◆ **Instructions for the task**
A full, exact copy of the listing is needed, with images omitted.

Entries shown below:

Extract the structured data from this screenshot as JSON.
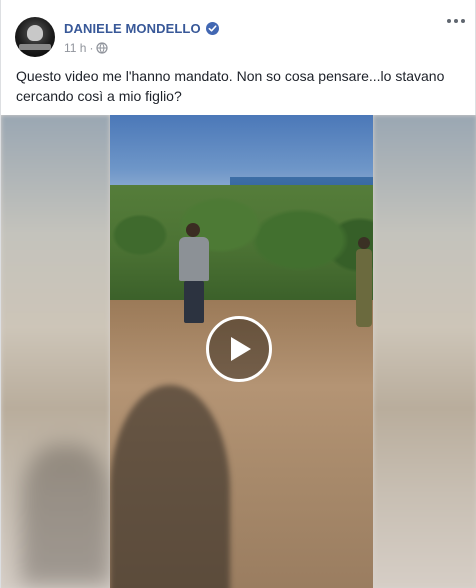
{
  "post": {
    "author_name": "DANIELE MONDELLO",
    "verified_icon": "verified-badge-icon",
    "timestamp": "11 h",
    "separator": "·",
    "audience_icon": "globe-icon",
    "more_icon": "more-options-icon",
    "text": "Questo video me l'hanno mandato. Non so cosa pensare...lo stavano cercando così a mio figlio?"
  },
  "video": {
    "play_icon": "play-icon"
  },
  "colors": {
    "author_name": "#385898",
    "verified_badge": "#4267b2",
    "meta_text": "#90949c",
    "post_text": "#1d2129"
  }
}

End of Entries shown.

◆ **Exercise solution**
Extract the structured data from this screenshot as JSON.
{
  "post": {
    "author_name": "DANIELE MONDELLO",
    "verified_icon": "verified-badge-icon",
    "timestamp": "11 h",
    "separator": "·",
    "audience_icon": "globe-icon",
    "more_icon": "more-options-icon",
    "text": "Questo video me l'hanno mandato. Non so cosa pensare...lo stavano cercando così a mio figlio?"
  },
  "video": {
    "play_icon": "play-icon"
  },
  "colors": {
    "author_name": "#385898",
    "verified_badge": "#4267b2",
    "meta_text": "#90949c",
    "post_text": "#1d2129"
  }
}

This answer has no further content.